I love Persian baklava but I usually don’t have enough time to make proper baklava. This baklava cake recipe has all the flavours of Persian baklava but is a breeze to make. It’ much lighter than regular baklava and totally gluten-free to boot.
Persian baklava is one of the delights of Nowrouz, the Persian New Year that usually falls on the 20th or 21st of March (spring equinox). It’s so luscious, so fragrant and so delicious it must be crowned as the king of all Persian sweets. But Persian baklava is quite different from other Middle Eastern sweets of the same name. It has only two or three layers of thin pastry on top and in the bottom so don’t expect all the layers of phyllo pastry you find in Turkish and other Middle Eastern baklavas to begin with.
Persian baklava is usually flavoured with rosewater and sometimes also cardamom. This is a flavour combination that we love (like in my Cardamom and Rosewater Muffin recipe). Most Persian baklavas are made with almonds but pistachio is sometimes used too. As you can see in the picture above there are also layered baklavas with different kinds of nuts and flavouring all coming together in one baklava.
Best Persian baklavas come from Yazd, Qazvin, Kerman and Tabriz. Baklavas from these places look and taste somehow different because each city has its own style of sweets-making and cuisine. I love them all. There’s a lot of debate as to which Middle Eastern country baklava originates from. I have no opinion on this. What matters is that we all make and enjoy it.
I learned making baklava from my mum who’s a great baker. She is from Tabriz where baklava is made with almond flour so the colour is very light. In old days preparations for baklava making took several days. She had to blanch her almonds, dry them and then use a special nut grinder to grind the almonds in small quantities. With blanched almonds from the supermarket and a food processor it takes literally seconds now to ground almonds.
Persian sweets like baklava are usually made very small as accompaniments to tea, much like biscuits here in the UK. It’s actually considered a great skill to make the sweets as tiny as possible. This is because in our culture guests are served with endless tiny glasses of tea (so the tea is always hot) and an array of small sweets including baklava with each glass. By the way, we serve tea in small glasses because the colour of the tea has to be seen and appreciated.
But why make a cake instead of proper baklava? Firstly, making a cake is so much easier than making baklava. Secondly, I find the cake lighter and moister so it’s a better choice to serve in larger pieces for dessert.

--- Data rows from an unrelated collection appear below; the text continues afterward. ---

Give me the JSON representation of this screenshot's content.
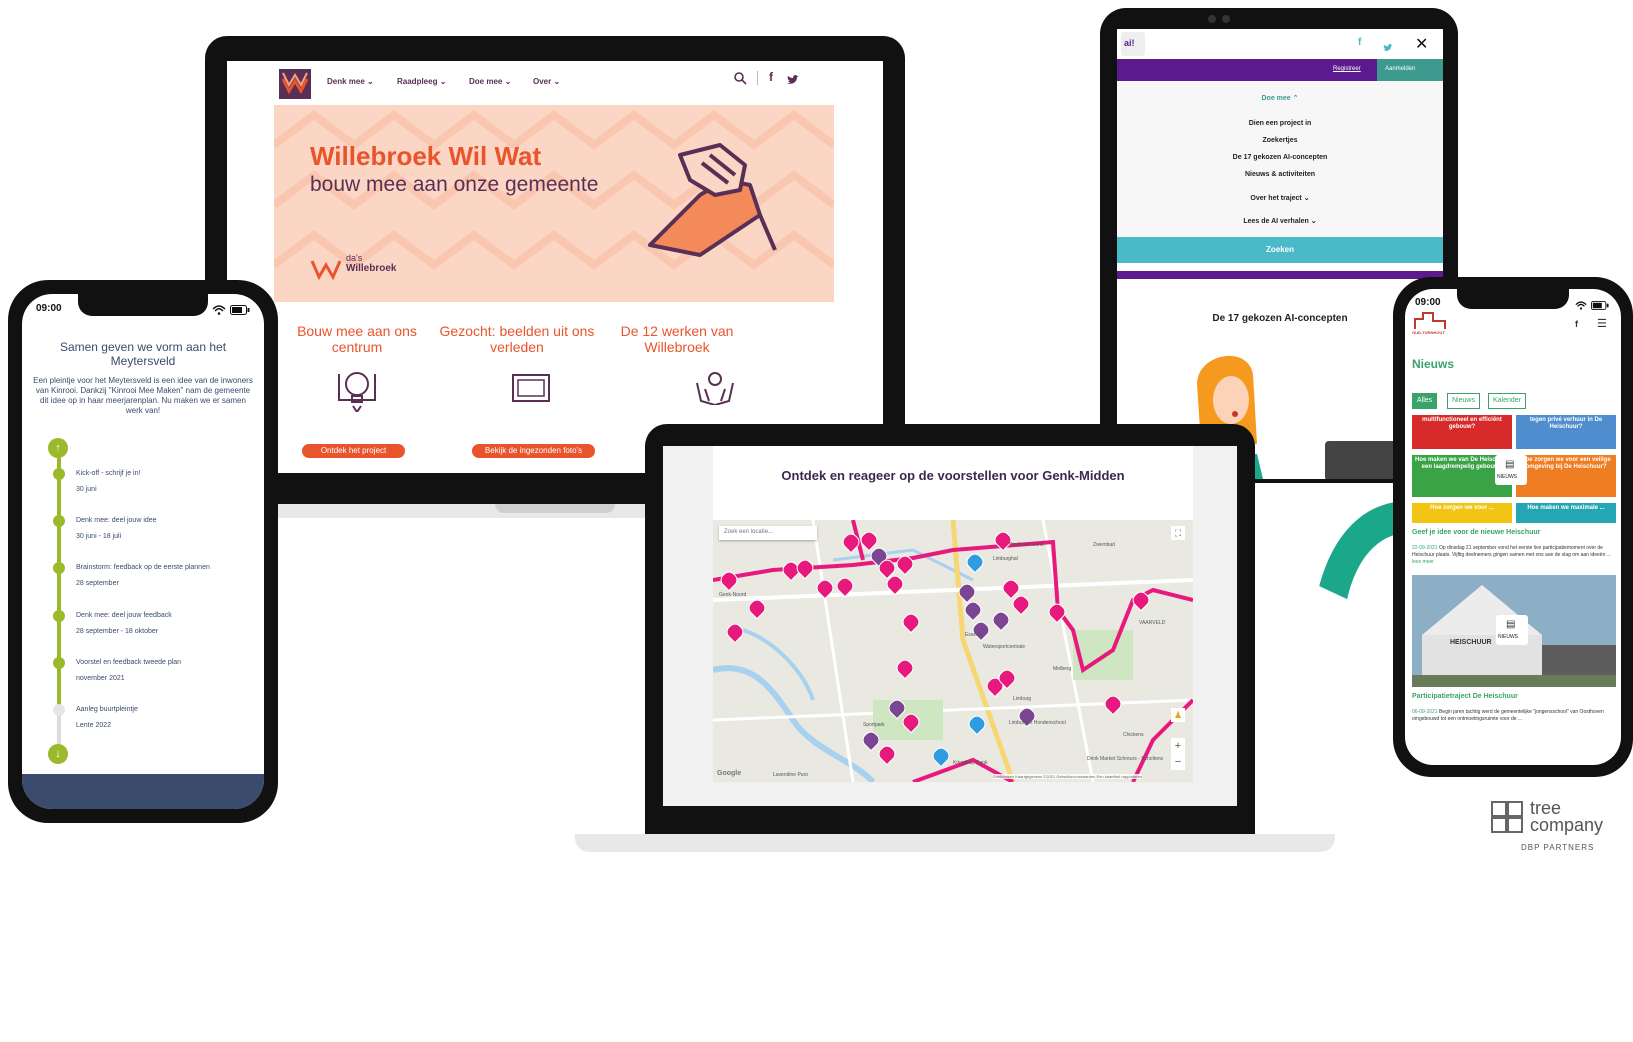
{
  "laptop1": {
    "nav": [
      "Denk mee",
      "Raadpleeg",
      "Doe mee",
      "Over"
    ],
    "hero_title": "Willebroek Wil Wat",
    "hero_subtitle": "bouw mee aan onze gemeente",
    "brand_small": "da's",
    "brand_name": "Willebroek",
    "columns": [
      {
        "title": "Bouw mee aan ons centrum",
        "button": "Ontdek het project"
      },
      {
        "title": "Gezocht: beelden uit ons verleden",
        "button": "Bekijk de ingezonden foto's"
      },
      {
        "title": "De 12 werken van Willebroek",
        "button": ""
      }
    ]
  },
  "tablet": {
    "register_link": "Registreer",
    "login_button": "Aanmelden",
    "menu_open": "Doe mee",
    "menu_items": [
      "Dien een project in",
      "Zoekertjes",
      "De 17 gekozen AI-concepten",
      "Nieuws & activiteiten"
    ],
    "menu_sub": [
      "Over het traject",
      "Lees de AI verhalen"
    ],
    "search_button": "Zoeken",
    "section_title": "De 17 gekozen AI-concepten",
    "logo_text": "ai!"
  },
  "phone1": {
    "time": "09:00",
    "title": "Samen geven we vorm aan het Meytersveld",
    "body": "Een pleintje voor het Meytersveld is een idee van de inwoners van Kinrooi. Dankzij \"Kinrooi Mee Maken\" nam de gemeente dit idee op in haar meerjarenplan. Nu maken we er samen werk van!",
    "timeline": [
      {
        "label": "Kick-off - schrijf je in!",
        "date": "30 juni"
      },
      {
        "label": "Denk mee: deel jouw idee",
        "date": "30 juni - 18 juli"
      },
      {
        "label": "Brainstorm: feedback op de eerste plannen",
        "date": "28 september"
      },
      {
        "label": "Denk mee: deel jouw feedback",
        "date": "28 september - 18 oktober"
      },
      {
        "label": "Voorstel en feedback tweede plan",
        "date": "november 2021"
      },
      {
        "label": "Aanleg buurtpleintje",
        "date": "Lente 2022"
      }
    ]
  },
  "laptop2": {
    "title": "Ontdek en reageer op de voorstellen voor Genk-Midden",
    "search_placeholder": "Zoek een locatie...",
    "map_labels": [
      "Limburghal",
      "Stadhoek Genk",
      "Watersportcentrale",
      "Limburgse Hondenschool",
      "Metberg",
      "Kringloop Genk",
      "Lavendine Puro",
      "Essenzi",
      "Drink Market Schreurs - Scholtens",
      "Chickens",
      "Sportpark",
      "Limburg",
      "VAARVELD",
      "Genk-Noord",
      "Zwembad",
      "Google",
      "Sneltoetsen",
      "Kaartgegevens ©2021",
      "Gebruiksvoorwaarden",
      "Een kaartfout rapporteren"
    ]
  },
  "phone2": {
    "time": "09:00",
    "brand": "OUD-TURNHOUT",
    "heading": "Nieuws",
    "filters": [
      "Alles",
      "Nieuws",
      "Kalender"
    ],
    "tiles": [
      {
        "text": "multifunctioneel en efficiënt gebouw?",
        "color": "#d72b2b"
      },
      {
        "text": "tegen privé verhuur in De Heischuur?",
        "color": "#4f8dcf"
      },
      {
        "text": "Hoe maken we van De Heischuur een laagdrempelig gebouw?",
        "color": "#3aa346"
      },
      {
        "text": "Hoe zorgen we voor een veilige omgeving bij De Heischuur?",
        "color": "#ef7d22"
      },
      {
        "text": "Hoe zorgen we voor ...",
        "color": "#f2c414"
      },
      {
        "text": "Hoe maken we maximale ...",
        "color": "#25a6b5"
      }
    ],
    "badge": "NIEUWS",
    "article1_title": "Geef je idee voor de nieuwe Heischuur",
    "article1_date": "22-09-2021",
    "article1_text": "Op dinsdag 21 september vond het eerste live participatiemoment over de Heischuur plaats. Vijftig deelnemers gingen samen met ons aan de slag om aan ideeën ...",
    "article1_more": "lees meer",
    "building_sign": "HEISCHUUR",
    "article2_title": "Participatietraject De Heischuur",
    "article2_date": "06-09-2021",
    "article2_text": "Begin jaren tachtig werd de gemeentelijke \"jongensschool\" van Oosthoven omgebouwd tot een ontmoetingsruimte voor de ..."
  },
  "footer": {
    "company_line1": "tree",
    "company_line2": "company",
    "partners": "DBP PARTNERS"
  },
  "colors": {
    "willebroek_orange": "#e8542c",
    "willebroek_purple": "#5a2f55",
    "ai_purple": "#5b1a8e",
    "ai_teal": "#4ab9c8",
    "kinrooi_green": "#9ab92b",
    "genk_pink": "#e8197d",
    "genk_purple": "#7b4593",
    "tree_green": "#1aa78a"
  }
}
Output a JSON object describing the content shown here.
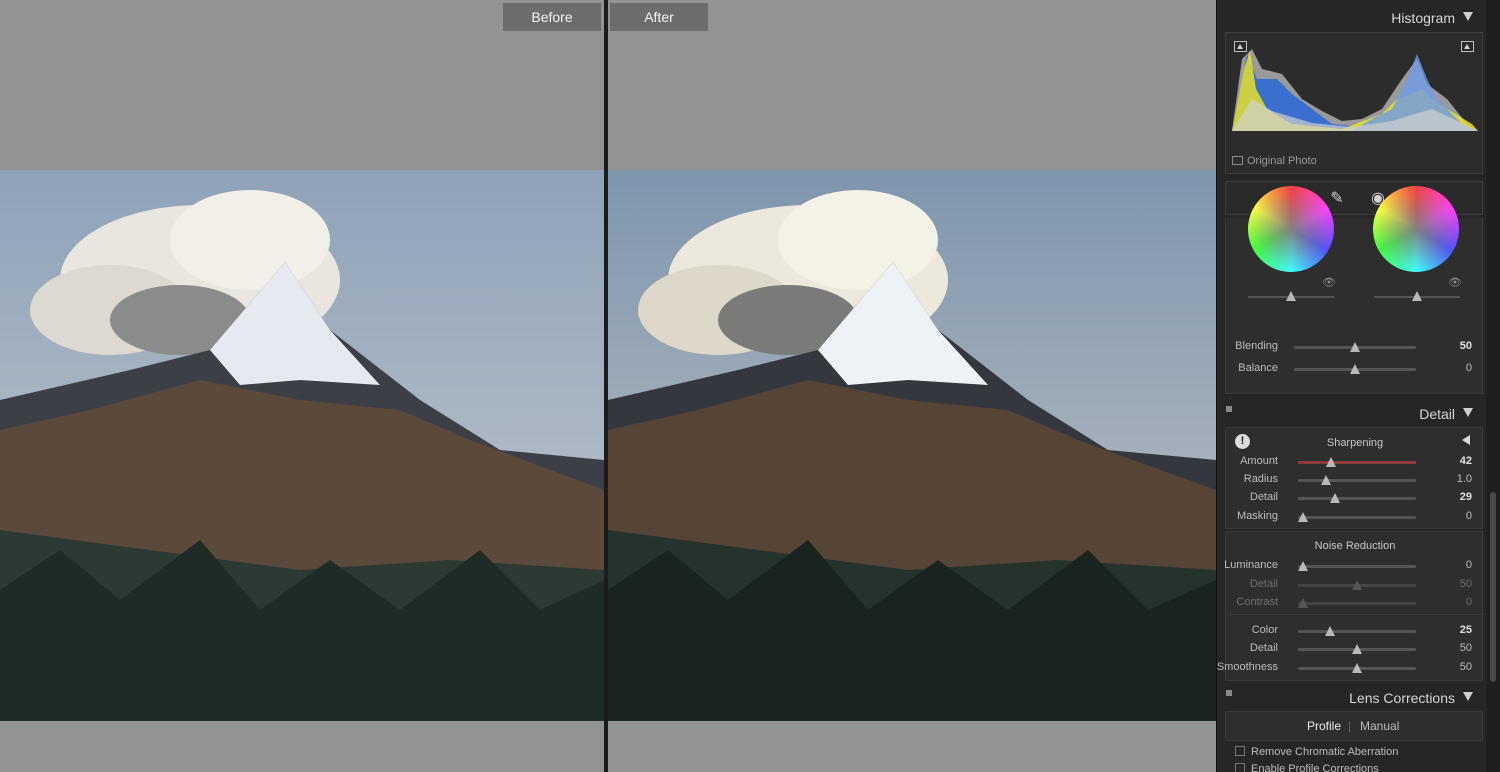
{
  "compare": {
    "before_label": "Before",
    "after_label": "After"
  },
  "histogram": {
    "title": "Histogram",
    "original_photo_label": "Original Photo"
  },
  "tools": [
    "crop-icon",
    "heal-icon",
    "red-eye-icon",
    "mask-icon"
  ],
  "color_grading": {
    "blending_label": "Blending",
    "blending_value": "50",
    "balance_label": "Balance",
    "balance_value": "0"
  },
  "detail": {
    "title": "Detail",
    "sharpening": {
      "title": "Sharpening",
      "amount_label": "Amount",
      "amount_value": "42",
      "radius_label": "Radius",
      "radius_value": "1.0",
      "detail_label": "Detail",
      "detail_value": "29",
      "masking_label": "Masking",
      "masking_value": "0"
    },
    "noise_reduction": {
      "title": "Noise Reduction",
      "luminance_label": "Luminance",
      "luminance_value": "0",
      "lum_detail_label": "Detail",
      "lum_detail_value": "50",
      "contrast_label": "Contrast",
      "contrast_value": "0",
      "color_label": "Color",
      "color_value": "25",
      "color_detail_label": "Detail",
      "color_detail_value": "50",
      "smoothness_label": "Smoothness",
      "smoothness_value": "50"
    }
  },
  "lens_corrections": {
    "title": "Lens Corrections",
    "tab_profile": "Profile",
    "tab_separator": "|",
    "tab_manual": "Manual",
    "remove_ca_label": "Remove Chromatic Aberration",
    "enable_profile_label": "Enable Profile Corrections"
  },
  "sliders": {
    "blending": 0.5,
    "balance": 0.5,
    "amount": 0.28,
    "radius": 0.24,
    "detail": 0.31,
    "masking": 0.04,
    "luminance": 0.04,
    "lum_detail": 0.5,
    "contrast": 0.04,
    "color": 0.27,
    "color_detail": 0.5,
    "smoothness": 0.5
  },
  "colors": {
    "accent_red": "#8e3a3a",
    "panel_bg": "#262626"
  }
}
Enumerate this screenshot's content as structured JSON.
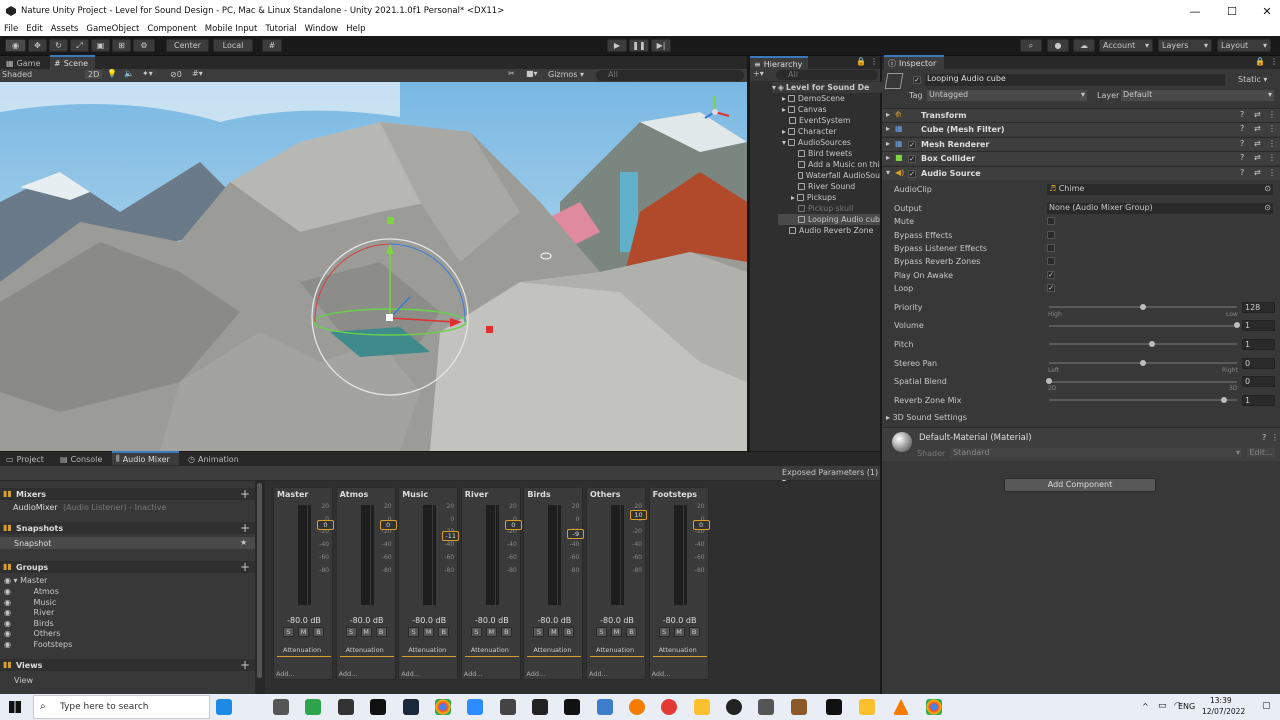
{
  "window": {
    "title": "Nature Unity Project - Level for Sound Design - PC, Mac & Linux Standalone - Unity 2021.1.0f1 Personal* <DX11>"
  },
  "menu": [
    "File",
    "Edit",
    "Assets",
    "GameObject",
    "Component",
    "Mobile Input",
    "Tutorial",
    "Window",
    "Help"
  ],
  "toolbar": {
    "center_label": "Center",
    "local_label": "Local",
    "account_label": "Account",
    "layers_label": "Layers",
    "layout_label": "Layout"
  },
  "scene_tabs": {
    "game": "Game",
    "scene": "Scene"
  },
  "scene_bar": {
    "shading": "Shaded",
    "mode2d": "2D",
    "fx_count": "0",
    "gizmos": "Gizmos",
    "search_placeholder": "All"
  },
  "hierarchy": {
    "tab": "Hierarchy",
    "search_placeholder": "All",
    "items": [
      {
        "label": "Level for Sound De"
      },
      {
        "label": "DemoScene"
      },
      {
        "label": "Canvas"
      },
      {
        "label": "EventSystem"
      },
      {
        "label": "Character"
      },
      {
        "label": "AudioSources"
      },
      {
        "label": "Bird tweets"
      },
      {
        "label": "Add a Music on thi"
      },
      {
        "label": "Waterfall AudioSou"
      },
      {
        "label": "River Sound"
      },
      {
        "label": "Pickups"
      },
      {
        "label": "Pickup skull"
      },
      {
        "label": "Looping Audio cub"
      },
      {
        "label": "Audio Reverb Zone"
      }
    ]
  },
  "inspector": {
    "tab": "Inspector",
    "object_name": "Looping Audio cube",
    "static_label": "Static",
    "tag_label": "Tag",
    "tag_value": "Untagged",
    "layer_label": "Layer",
    "layer_value": "Default",
    "components": [
      "Transform",
      "Cube (Mesh Filter)",
      "Mesh Renderer",
      "Box Collider",
      "Audio Source"
    ],
    "audio_source": {
      "audioclip_label": "AudioClip",
      "audioclip_value": "Chime",
      "output_label": "Output",
      "output_value": "None (Audio Mixer Group)",
      "mute_label": "Mute",
      "bypass_effects_label": "Bypass Effects",
      "bypass_listener_label": "Bypass Listener Effects",
      "bypass_reverb_label": "Bypass Reverb Zones",
      "play_on_awake_label": "Play On Awake",
      "loop_label": "Loop",
      "priority_label": "Priority",
      "priority_value": "128",
      "priority_low_hint": "High",
      "priority_high_hint": "Low",
      "volume_label": "Volume",
      "volume_value": "1",
      "pitch_label": "Pitch",
      "pitch_value": "1",
      "stereo_pan_label": "Stereo Pan",
      "stereo_pan_value": "0",
      "stereo_left_hint": "Left",
      "stereo_right_hint": "Right",
      "spatial_blend_label": "Spatial Blend",
      "spatial_blend_value": "0",
      "spatial_2d_hint": "2D",
      "spatial_3d_hint": "3D",
      "reverb_mix_label": "Reverb Zone Mix",
      "reverb_mix_value": "1",
      "sound3d_label": "3D Sound Settings",
      "mute": false,
      "bypass_effects": false,
      "bypass_listener": false,
      "bypass_reverb": false,
      "play_on_awake": true,
      "loop": true,
      "priority_fraction": 0.5,
      "volume_fraction": 1.0,
      "pitch_fraction": 0.55,
      "pan_fraction": 0.5,
      "blend_fraction": 0.0,
      "reverb_fraction": 0.93
    },
    "material_name": "Default-Material (Material)",
    "shader_label": "Shader",
    "shader_value": "Standard",
    "edit_label": "Edit...",
    "add_component_label": "Add Component"
  },
  "bottom_tabs": [
    "Project",
    "Console",
    "Audio Mixer",
    "Animation"
  ],
  "mixer": {
    "exposed_params": "Exposed Parameters (1)",
    "mixers_label": "Mixers",
    "mixer_item": "AudioMixer",
    "mixer_item_note": "(Audio Listener) - Inactive",
    "snapshots_label": "Snapshots",
    "snapshot_item": "Snapshot",
    "groups_label": "Groups",
    "groups": [
      "Master",
      "Atmos",
      "Music",
      "River",
      "Birds",
      "Others",
      "Footsteps"
    ],
    "views_label": "Views",
    "view_item": "View",
    "scale": [
      "20",
      "0",
      "-20",
      "-40",
      "-60",
      "-80"
    ],
    "strips": [
      {
        "name": "Master",
        "value": "0",
        "db": "-80.0 dB"
      },
      {
        "name": "Atmos",
        "value": "0",
        "db": "-80.0 dB"
      },
      {
        "name": "Music",
        "value": "-11",
        "db": "-80.0 dB"
      },
      {
        "name": "River",
        "value": "0",
        "db": "-80.0 dB"
      },
      {
        "name": "Birds",
        "value": "-9",
        "db": "-80.0 dB"
      },
      {
        "name": "Others",
        "value": "10",
        "db": "-80.0 dB"
      },
      {
        "name": "Footsteps",
        "value": "0",
        "db": "-80.0 dB"
      }
    ],
    "s_label": "S",
    "m_label": "M",
    "b_label": "B",
    "attenuation_label": "Attenuation",
    "add_label": "Add..."
  },
  "taskbar": {
    "search_placeholder": "Type here to search",
    "lang": "ENG",
    "time": "13:39",
    "date": "12/07/2022"
  }
}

I experimented a lot with various ratios of ground almonds and flour and finally realised this cake was best without any flour at all. Ground almonds (sometimes called almond flour) is readily available in most supermarkets but if you have a food processor it’s easy to make at home too. Just throw in blanched almonds in the food process and whiz until fine, one cup at a time.
Don’t be tempted to process the almonds too much because you may end up with almond butter! If the almond flour is too fine the cake will be dense which is exactly what I think must not happen.
I used a mixture of almond flour and almond meal. Almond meal is basically the same thing as almond flour except that it’s made from almonds with their brown skin on. This gives the cake its beautifully textured beige-brown colour. You can make the cake with either of the two types on their own without any particular change in the flavour. Only the colour will be different.
I sprinkled a layer of roughly chopped whole almonds mixed with cardamom and sugar between two layers of cake batter and on top of the cake for a little crunch. You can skip this step and just mix the chopped almonds into the batter if it’s too much hassle.
The good thing about this cake is that you can make it several days ahead if you tightly wrap the tin in cling film after feeding it with syrup. Actually the more the cake stays, the better the flavours of rosewater and cardamom will develop in the cake.
One word of caution about rosewater: Rosewater comes in various strengths. Some can be very strong and overpowering. When making your syrup add the rosewater in small amounts and smell and taste to avoid making it very strong. I use Persian rosewater which is available in most Middle Eastern groceries in the UK and also online. It smells lovely but is not too strong. The amount given in this recipe is for Persian rosewater.
I’ve kept you too long, so here is the recipe, at last!
For the rosewater syrup
For the topping: